What would someone who was an atheist or agnostic write about attending worship at your church? I'm sure they would find some things to be quirky at St. Paul's, but hopefully they'd also find people to be genuine and friendly. The reflections are particularly harsh on 'contemporary Christian music' in worship, which may or may not surprise you, and generally the responses reflect a great fear of being singled out as a visitor - something to think about. (Have you ever been singled out as a visitor in worship before? I've had this happen, and usually am extremely embarrassed.
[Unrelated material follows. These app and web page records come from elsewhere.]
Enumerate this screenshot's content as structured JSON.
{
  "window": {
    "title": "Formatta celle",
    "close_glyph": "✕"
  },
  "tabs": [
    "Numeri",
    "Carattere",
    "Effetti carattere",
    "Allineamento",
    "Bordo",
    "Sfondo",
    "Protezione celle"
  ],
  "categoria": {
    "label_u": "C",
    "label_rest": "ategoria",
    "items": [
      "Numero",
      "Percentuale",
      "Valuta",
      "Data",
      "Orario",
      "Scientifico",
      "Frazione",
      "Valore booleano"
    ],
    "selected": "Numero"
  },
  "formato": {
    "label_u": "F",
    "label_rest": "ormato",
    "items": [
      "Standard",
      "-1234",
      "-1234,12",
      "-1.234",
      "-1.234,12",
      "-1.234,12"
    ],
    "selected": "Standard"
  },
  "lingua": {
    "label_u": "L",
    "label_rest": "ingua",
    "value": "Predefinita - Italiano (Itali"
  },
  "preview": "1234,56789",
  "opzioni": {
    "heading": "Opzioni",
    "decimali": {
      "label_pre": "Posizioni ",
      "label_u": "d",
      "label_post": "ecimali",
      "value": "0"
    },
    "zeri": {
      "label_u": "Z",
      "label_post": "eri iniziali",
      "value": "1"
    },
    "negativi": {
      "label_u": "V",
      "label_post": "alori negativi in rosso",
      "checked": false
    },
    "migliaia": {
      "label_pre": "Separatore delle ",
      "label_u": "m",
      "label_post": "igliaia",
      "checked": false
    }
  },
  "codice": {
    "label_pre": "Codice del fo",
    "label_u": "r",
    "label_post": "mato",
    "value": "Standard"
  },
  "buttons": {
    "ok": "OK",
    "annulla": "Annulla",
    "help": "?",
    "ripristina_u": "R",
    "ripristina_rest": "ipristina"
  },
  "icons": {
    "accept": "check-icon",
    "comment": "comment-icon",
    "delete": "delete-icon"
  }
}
I may stand up in front a lot, but I'm an introvert!) Anyway, interesting reading.

Comments

Christopher said…
Read 1-10...mostly predictable cynacism (which means that the atheists in Seattle have a lot in common with the Christians I know in most places). But number 10, I found to be honest and a relief. I'll go back later to read the rest.
Christopher said…
I made it a point to go through each report and highlight something important. Doing this made me see te value of their experiment and the ways the church fails and succeeds. Very good article in the end.
Anonymous said…
but hopefully they'd also find people to be genuine and friendly ... hopefully? I think this is something every church can work on ... people genuinely noticing each other and not only hanging out with the in and safe crowd.

I agree it's horrible to be singled out -and to receive a cheer or clap - for having turned up ... yuck ... better to have a welcome package and for an usher to notice newbies - check that they are indeed that - and give them a welcoming gift and introduce them to someone.
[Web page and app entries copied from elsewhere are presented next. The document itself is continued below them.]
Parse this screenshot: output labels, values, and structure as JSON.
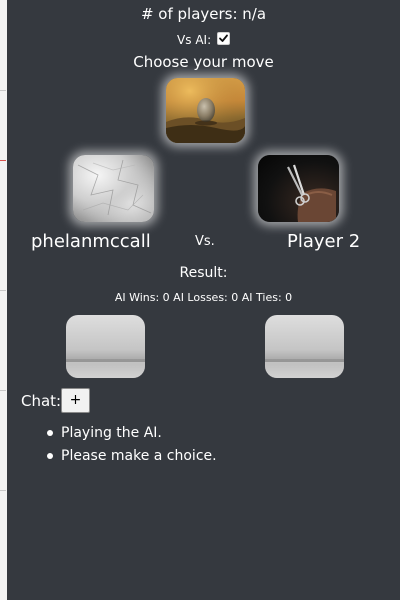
{
  "game": {
    "players_text": "# of players: n/a",
    "vs_ai_label": "Vs AI:",
    "vs_ai_checked": true,
    "choose_prompt": "Choose your move"
  },
  "moves": {
    "rock_icon": "rock-photo-icon",
    "paper_icon": "crumpled-paper-icon",
    "scissors_icon": "scissors-hand-icon",
    "empty_icon": "empty-room-icon"
  },
  "matchup": {
    "player1": "phelanmccall",
    "vs_label": "Vs.",
    "player2": "Player 2"
  },
  "result": {
    "label": "Result:",
    "stats_text": "AI Wins: 0 AI Losses: 0 AI Ties: 0"
  },
  "chat": {
    "label": "Chat:",
    "add_label": "+",
    "messages": [
      "Playing the AI.",
      "Please make a choice."
    ]
  },
  "colors": {
    "panel_bg": "#35393f",
    "text": "#ffffff",
    "tile_glow": "rgba(255,255,255,0.55)"
  }
}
We have a lot to learn ...

Popular posts from this blog

re-post: devotional life for progressive Christians

I posted this a while back before anyone was really reading this blog. Now that more people seem to be stopping by, I thought I'd put it out there again with some edits/additons since it's been on my mind again... Do you find it difficult to have any sort of devotional time? When I was growing up, I was almost compulsive about my personal Bible Study, devotion time, etc. Somewhere along the way, I got more and more sporadic. In part, I found myself frustrated with the devotional books that I considered theologically too conservative. I find it hard to bond with God when you're busy mentally disagreeing with the author of whatever resource you're reading. My habit was broken, and I've never gotten it back for more than a few weeks at a time. So, a disciplined devotional/prayer/bible-reading life - is it something I should be striving to get back, or something that is filled by other ways I am close to God? This is a debate I have with myself all the time. On the

Sermon for the First Sunday in Advent, "Hope: A Thrill of Hope," Mark 1:1-8
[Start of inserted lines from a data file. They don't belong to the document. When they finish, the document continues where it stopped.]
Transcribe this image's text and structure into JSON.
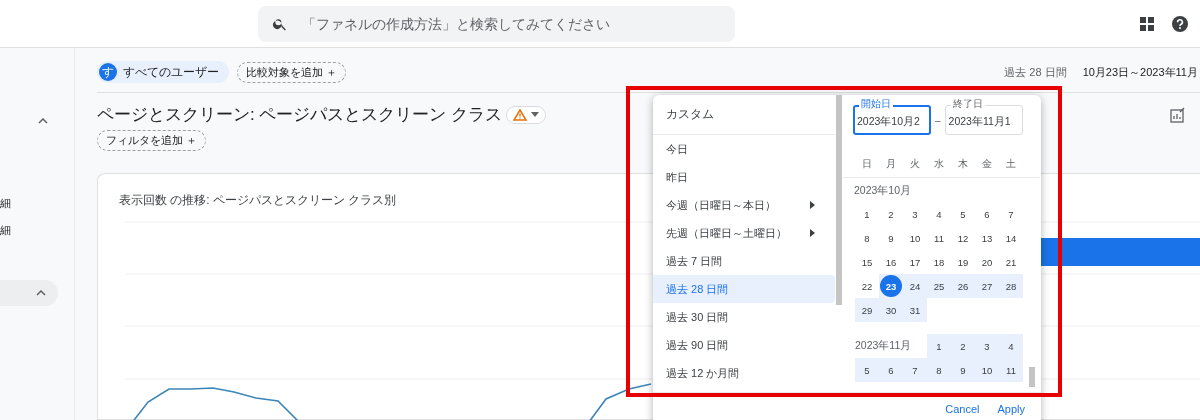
{
  "top_bar": {
    "search": {
      "placeholder": "「ファネルの作成方法」と検索してみてください"
    }
  },
  "sidebar": {
    "items": [
      {
        "kind": "header",
        "expanded": true
      },
      {
        "kind": "link",
        "label": "細"
      },
      {
        "kind": "link",
        "label": "細"
      },
      {
        "kind": "pill",
        "expanded": true
      }
    ]
  },
  "filters": {
    "segment": {
      "badge": "す",
      "label": "すべてのユーザー"
    },
    "compare_chip": "比較対象を追加 ＋"
  },
  "date_range": {
    "period": "過去 28 日間",
    "range": "10月23日～2023年11月"
  },
  "report": {
    "title": "ページとスクリーン: ページパスとスクリーン クラス",
    "filter_chip": "フィルタを追加 ＋"
  },
  "card": {
    "title": "表示回数 の推移: ページパスとスクリーン クラス別"
  },
  "date_picker": {
    "presets": [
      {
        "label": "カスタム",
        "selected": false,
        "has_submenu": false
      },
      {
        "label": "今日",
        "selected": false,
        "has_submenu": false
      },
      {
        "label": "昨日",
        "selected": false,
        "has_submenu": false
      },
      {
        "label": "今週（日曜日～本日）",
        "selected": false,
        "has_submenu": true
      },
      {
        "label": "先週（日曜日～土曜日）",
        "selected": false,
        "has_submenu": true
      },
      {
        "label": "過去 7 日間",
        "selected": false,
        "has_submenu": false
      },
      {
        "label": "過去 28 日間",
        "selected": true,
        "has_submenu": false
      },
      {
        "label": "過去 30 日間",
        "selected": false,
        "has_submenu": false
      },
      {
        "label": "過去 90 日間",
        "selected": false,
        "has_submenu": false
      },
      {
        "label": "過去 12 か月間",
        "selected": false,
        "has_submenu": false
      }
    ],
    "start_field": {
      "label": "開始日",
      "value": "2023年10月2"
    },
    "range_separator": "–",
    "end_field": {
      "label": "終了日",
      "value": "2023年11月1"
    },
    "weekdays": [
      "日",
      "月",
      "火",
      "水",
      "木",
      "金",
      "土"
    ],
    "months": [
      {
        "label": "2023年10月",
        "weeks": [
          [
            {
              "day": "1",
              "selected": false,
              "in_range": false
            },
            {
              "day": "2",
              "selected": false,
              "in_range": false
            },
            {
              "day": "3",
              "selected": false,
              "in_range": false
            },
            {
              "day": "4",
              "selected": false,
              "in_range": false
            },
            {
              "day": "5",
              "selected": false,
              "in_range": false
            },
            {
              "day": "6",
              "selected": false,
              "in_range": false
            },
            {
              "day": "7",
              "selected": false,
              "in_range": false
            }
          ],
          [
            {
              "day": "8",
              "selected": false,
              "in_range": false
            },
            {
              "day": "9",
              "selected": false,
              "in_range": false
            },
            {
              "day": "10",
              "selected": false,
              "in_range": false
            },
            {
              "day": "11",
              "selected": false,
              "in_range": false
            },
            {
              "day": "12",
              "selected": false,
              "in_range": false
            },
            {
              "day": "13",
              "selected": false,
              "in_range": false
            },
            {
              "day": "14",
              "selected": false,
              "in_range": false
            }
          ],
          [
            {
              "day": "15",
              "selected": false,
              "in_range": false
            },
            {
              "day": "16",
              "selected": false,
              "in_range": false
            },
            {
              "day": "17",
              "selected": false,
              "in_range": false
            },
            {
              "day": "18",
              "selected": false,
              "in_range": false
            },
            {
              "day": "19",
              "selected": false,
              "in_range": false
            },
            {
              "day": "20",
              "selected": false,
              "in_range": false
            },
            {
              "day": "21",
              "selected": false,
              "in_range": false
            }
          ],
          [
            {
              "day": "22",
              "selected": false,
              "in_range": false
            },
            {
              "day": "23",
              "selected": true,
              "in_range": true
            },
            {
              "day": "24",
              "selected": false,
              "in_range": true
            },
            {
              "day": "25",
              "selected": false,
              "in_range": true
            },
            {
              "day": "26",
              "selected": false,
              "in_range": true
            },
            {
              "day": "27",
              "selected": false,
              "in_range": true
            },
            {
              "day": "28",
              "selected": false,
              "in_range": true
            }
          ],
          [
            {
              "day": "29",
              "selected": false,
              "in_range": true
            },
            {
              "day": "30",
              "selected": false,
              "in_range": true
            },
            {
              "day": "31",
              "selected": false,
              "in_range": true
            }
          ]
        ]
      },
      {
        "label": "2023年11月",
        "weeks": [
          [
            {
              "day": "1",
              "selected": false,
              "in_range": true
            },
            {
              "day": "2",
              "selected": false,
              "in_range": true
            },
            {
              "day": "3",
              "selected": false,
              "in_range": true
            },
            {
              "day": "4",
              "selected": false,
              "in_range": true
            }
          ],
          [
            {
              "day": "5",
              "selected": false,
              "in_range": true
            },
            {
              "day": "6",
              "selected": false,
              "in_range": true
            },
            {
              "day": "7",
              "selected": false,
              "in_range": true
            },
            {
              "day": "8",
              "selected": false,
              "in_range": true
            },
            {
              "day": "9",
              "selected": false,
              "in_range": true
            },
            {
              "day": "10",
              "selected": false,
              "in_range": true
            },
            {
              "day": "11",
              "selected": false,
              "in_range": true
            }
          ]
        ]
      }
    ],
    "buttons": [
      "Cancel",
      "Apply"
    ]
  }
}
Sermon 11/26/17 Mark 1:1-8 Hope: A Thrill of Hope             Are you a pessimist or an optimist? Is the glass of life half empty, or half full? My mom and I have gone back and forth about this a bit over the years. She’s wildly optimistic about most things, and sometimes I would say her optimism, her hopefulness borders on the irrational. If the weather forecast says there’s a 70% chance of a snowstorm coming, my mom will focus very seriously on that 30% chance that it is going to be a nice day after all. I, meanwhile, will begin adjusting my travel plans and making a backup plan for the day. My mom says I’m a pessimist, but I would argue that I’m simply a realist , trying to prepare for the thing that is most likely to happen, whether I like that thing or not. My mom, however, says she doesn’t want to be disappointed twice, both by thinking something bad is going to happen, and then by having the bad thing actually happen. She’d rather be hopeful, and enjoy her state of

Sermon for Second Sunday in Advent, "Peace: All Is Calm, All Is Bright," Isaiah 11:1-10, Mark 13:24-37

Sermon 12/3/17 Mark 13:24-37, Isaiah 11:1-10 Peace: All Is Calm, All Is Bright             “Silent night, holy night. All is calm, all is bright. Round yon’ virgin mother and child. Holy infant, so tender and mild. Sleep in heavenly peace. Sleep in heavenly peace.”             This week, I read news stories about North Korea testing a missile that perhaps could reach across the whole of the United States.             This week, I spoke with a colleague in ministry who had, like all churches in our conference, received from our church insurance company information about how to respond in an active shooter situation. She was trying to figure out how to respond to anxious parishioners and yet not get caught up in spending all of their ministry time on creating safety plans.             This week, we’ve continued to hear stories from people who have experienced sexual assault and harassment, as the actions, sometimes over decades, of men in positions of power have been